While there are guidelines and statutes, Maxham said, a probate judge has to rely on experience and knowledge, because no two situations are exactly alike. “I would say the most important job for a probate judge is to be compassionate, knowledgeable, experienced and prepared to rule fairly regardless of what type of matter is before the court,” Maxham said.
“A probate judge helps people at some of the most difficult times in their lives,” LeClerc, who has received the endorsement of the Independent Party, said. “The probate judge must be there when a loved one dies, when a family member is unable to manage his affairs and requires a conservator or requires a guardian for a child, and when a child needs protection from abuse and neglect.”
The probate judge must be someone people know and can trust, LeClerc said, and someone who has spent a career as a practicing attorney “helping people solve real problems, with compassion and commitment. “He must have legal knowledge and the common sense to apply it appropriately to help make a resident’s quality of life better, help maintain their dignity, remain in their home or keep them safe.”
For many people, the probate judge job has been seen for many years as a cushy way to to make easy money.
LeClerc said the probate judge is elected by the people to help and protect them. “The position of probate judge should be held by a person with experience representing individuals in personal and family matters, not a political appointee, or career or long-term government or court employee,” he said.
Saying he has never held a political patronage job, nor will he, LeClerc said, “Probate judge will not be a promotion for me; it is a position for someone with knowledge, integrity, respect and legal experience,” he said. “I have practiced law for over 30 years, helping real people and families solve real-life problems.

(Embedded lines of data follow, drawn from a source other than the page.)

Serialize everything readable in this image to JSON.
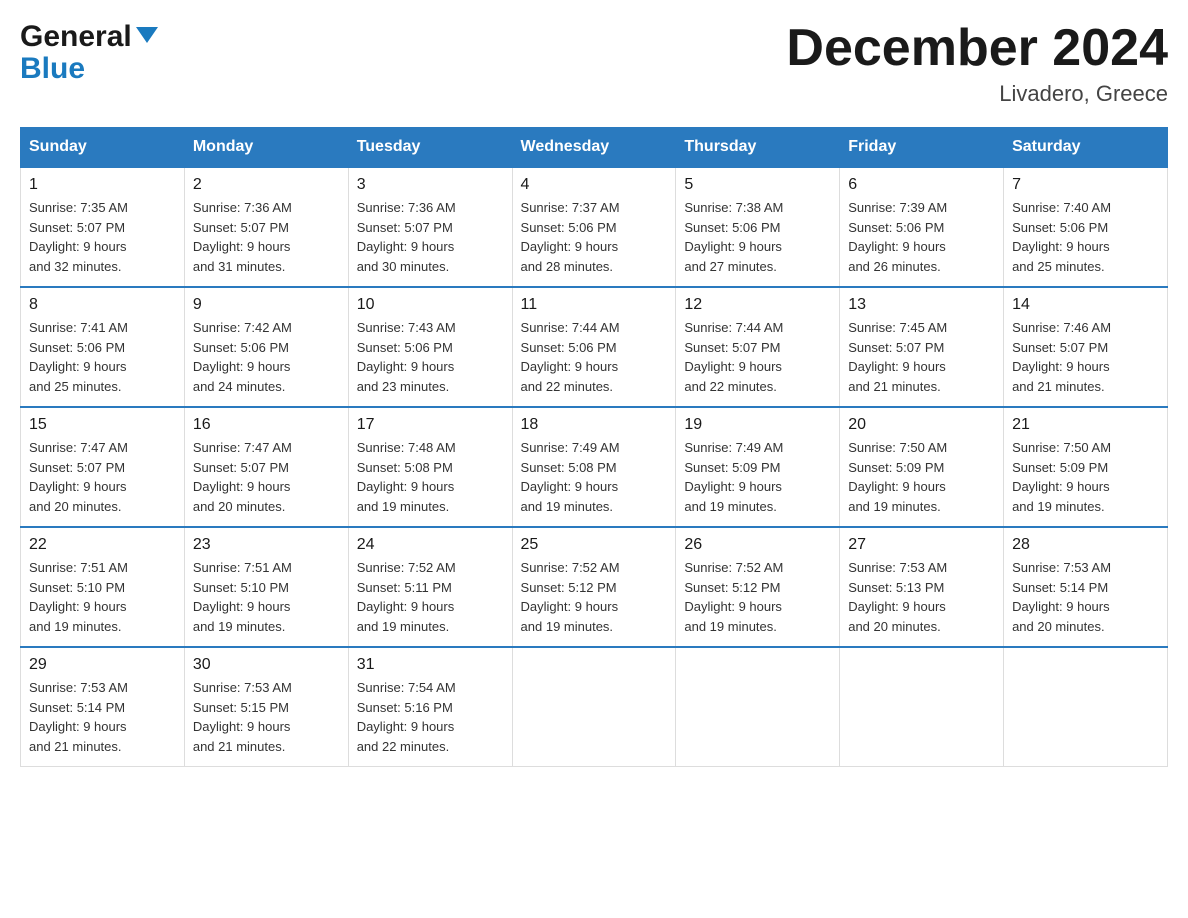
{
  "header": {
    "logo_general": "General",
    "logo_blue": "Blue",
    "month_title": "December 2024",
    "location": "Livadero, Greece"
  },
  "weekdays": [
    "Sunday",
    "Monday",
    "Tuesday",
    "Wednesday",
    "Thursday",
    "Friday",
    "Saturday"
  ],
  "weeks": [
    [
      {
        "day": "1",
        "sunrise": "7:35 AM",
        "sunset": "5:07 PM",
        "daylight": "9 hours and 32 minutes."
      },
      {
        "day": "2",
        "sunrise": "7:36 AM",
        "sunset": "5:07 PM",
        "daylight": "9 hours and 31 minutes."
      },
      {
        "day": "3",
        "sunrise": "7:36 AM",
        "sunset": "5:07 PM",
        "daylight": "9 hours and 30 minutes."
      },
      {
        "day": "4",
        "sunrise": "7:37 AM",
        "sunset": "5:06 PM",
        "daylight": "9 hours and 28 minutes."
      },
      {
        "day": "5",
        "sunrise": "7:38 AM",
        "sunset": "5:06 PM",
        "daylight": "9 hours and 27 minutes."
      },
      {
        "day": "6",
        "sunrise": "7:39 AM",
        "sunset": "5:06 PM",
        "daylight": "9 hours and 26 minutes."
      },
      {
        "day": "7",
        "sunrise": "7:40 AM",
        "sunset": "5:06 PM",
        "daylight": "9 hours and 25 minutes."
      }
    ],
    [
      {
        "day": "8",
        "sunrise": "7:41 AM",
        "sunset": "5:06 PM",
        "daylight": "9 hours and 25 minutes."
      },
      {
        "day": "9",
        "sunrise": "7:42 AM",
        "sunset": "5:06 PM",
        "daylight": "9 hours and 24 minutes."
      },
      {
        "day": "10",
        "sunrise": "7:43 AM",
        "sunset": "5:06 PM",
        "daylight": "9 hours and 23 minutes."
      },
      {
        "day": "11",
        "sunrise": "7:44 AM",
        "sunset": "5:06 PM",
        "daylight": "9 hours and 22 minutes."
      },
      {
        "day": "12",
        "sunrise": "7:44 AM",
        "sunset": "5:07 PM",
        "daylight": "9 hours and 22 minutes."
      },
      {
        "day": "13",
        "sunrise": "7:45 AM",
        "sunset": "5:07 PM",
        "daylight": "9 hours and 21 minutes."
      },
      {
        "day": "14",
        "sunrise": "7:46 AM",
        "sunset": "5:07 PM",
        "daylight": "9 hours and 21 minutes."
      }
    ],
    [
      {
        "day": "15",
        "sunrise": "7:47 AM",
        "sunset": "5:07 PM",
        "daylight": "9 hours and 20 minutes."
      },
      {
        "day": "16",
        "sunrise": "7:47 AM",
        "sunset": "5:07 PM",
        "daylight": "9 hours and 20 minutes."
      },
      {
        "day": "17",
        "sunrise": "7:48 AM",
        "sunset": "5:08 PM",
        "daylight": "9 hours and 19 minutes."
      },
      {
        "day": "18",
        "sunrise": "7:49 AM",
        "sunset": "5:08 PM",
        "daylight": "9 hours and 19 minutes."
      },
      {
        "day": "19",
        "sunrise": "7:49 AM",
        "sunset": "5:09 PM",
        "daylight": "9 hours and 19 minutes."
      },
      {
        "day": "20",
        "sunrise": "7:50 AM",
        "sunset": "5:09 PM",
        "daylight": "9 hours and 19 minutes."
      },
      {
        "day": "21",
        "sunrise": "7:50 AM",
        "sunset": "5:09 PM",
        "daylight": "9 hours and 19 minutes."
      }
    ],
    [
      {
        "day": "22",
        "sunrise": "7:51 AM",
        "sunset": "5:10 PM",
        "daylight": "9 hours and 19 minutes."
      },
      {
        "day": "23",
        "sunrise": "7:51 AM",
        "sunset": "5:10 PM",
        "daylight": "9 hours and 19 minutes."
      },
      {
        "day": "24",
        "sunrise": "7:52 AM",
        "sunset": "5:11 PM",
        "daylight": "9 hours and 19 minutes."
      },
      {
        "day": "25",
        "sunrise": "7:52 AM",
        "sunset": "5:12 PM",
        "daylight": "9 hours and 19 minutes."
      },
      {
        "day": "26",
        "sunrise": "7:52 AM",
        "sunset": "5:12 PM",
        "daylight": "9 hours and 19 minutes."
      },
      {
        "day": "27",
        "sunrise": "7:53 AM",
        "sunset": "5:13 PM",
        "daylight": "9 hours and 20 minutes."
      },
      {
        "day": "28",
        "sunrise": "7:53 AM",
        "sunset": "5:14 PM",
        "daylight": "9 hours and 20 minutes."
      }
    ],
    [
      {
        "day": "29",
        "sunrise": "7:53 AM",
        "sunset": "5:14 PM",
        "daylight": "9 hours and 21 minutes."
      },
      {
        "day": "30",
        "sunrise": "7:53 AM",
        "sunset": "5:15 PM",
        "daylight": "9 hours and 21 minutes."
      },
      {
        "day": "31",
        "sunrise": "7:54 AM",
        "sunset": "5:16 PM",
        "daylight": "9 hours and 22 minutes."
      },
      null,
      null,
      null,
      null
    ]
  ]
}
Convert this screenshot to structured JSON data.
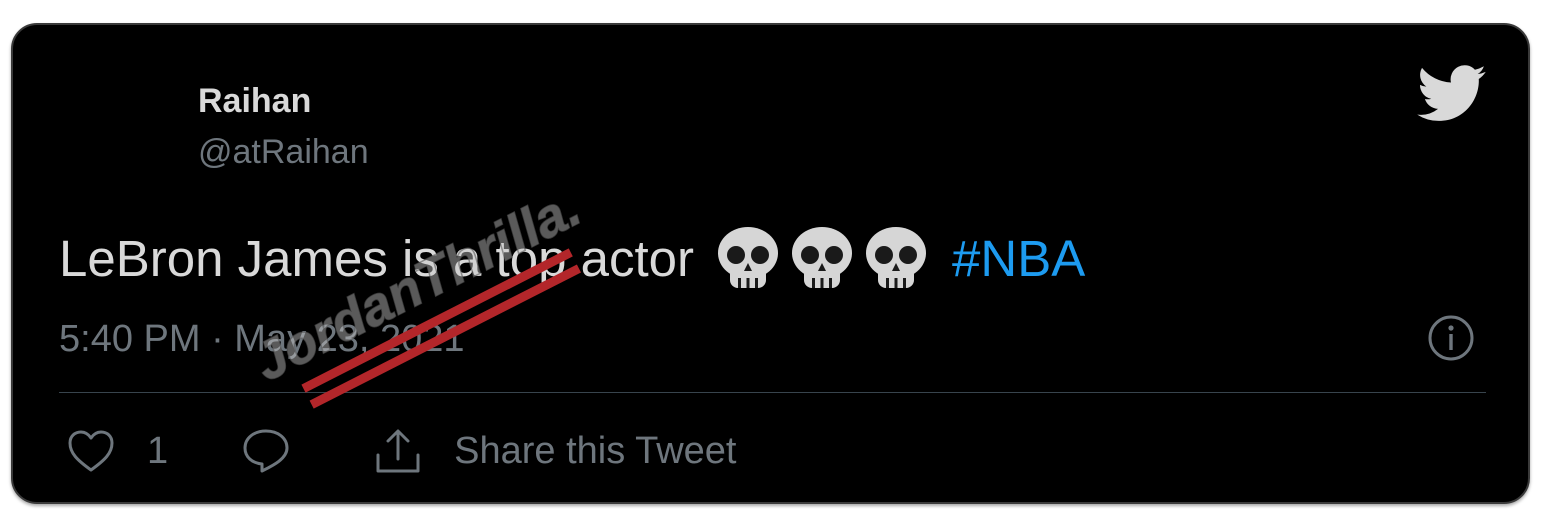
{
  "tweet": {
    "display_name": "Raihan",
    "handle": "@atRaihan",
    "text": "LeBron James is a top actor",
    "emoji": [
      "skull-emoji",
      "skull-emoji",
      "skull-emoji"
    ],
    "hashtag": "#NBA",
    "timestamp": "5:40 PM · May 23, 2021"
  },
  "actions": {
    "like_count": "1",
    "share_label": "Share this Tweet"
  },
  "icons": {
    "brand": "twitter-bird-icon",
    "info": "info-icon",
    "like": "heart-icon",
    "reply": "reply-icon",
    "share": "share-icon"
  },
  "watermark": {
    "text": "JordanThrilla."
  },
  "colors": {
    "background": "#000000",
    "text": "#d9d9d9",
    "muted": "#6e767d",
    "hashtag": "#1d9bf0",
    "watermark_stripe": "#b3262a"
  }
}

My community service has always been done with a desire to serve the community, not for personal advancement or gain.”
Among recent reforms made to the Probate Court system is the way judges are compensated. After court expenses are paid, an assessment of the net income, based on population and workload, is paid to the Court Administration Fund. The balance is kept as compensation to the probate judge, up to a maximum of $110,085. State law says the probate judge compensation cannot exceed 75 percent of a Superior Court judge’s salary.
“Probate Court judges are the only elected judges in the state of Connecticut,” Maxham said. “Inherent in that will always be the perception that those individuals nominated are being thanked for their services to their party.”
However, she said, widespread reforms enacted in 2009 included stricter qualifying requirements for candidates in order to be nominated for the position. Probate judges must be attorneys and a member of the state bar and there is a code of ethics established. “But in reality, the only way to change the perception of patronage is to demonstrate to all constituents that politics plays no role in the Probate Court,” Maxham said.
Here in Fairfield, Maxham said, the probate judge position has never been a political “fix” and she said she hopes it doesn’t become one. “Judge Caruso brought immeasurable commitment and devotion to the court, and earned the trust and respect of all who appeared before him,” she said. “That’s why he was unopposed and re-elected time and time again.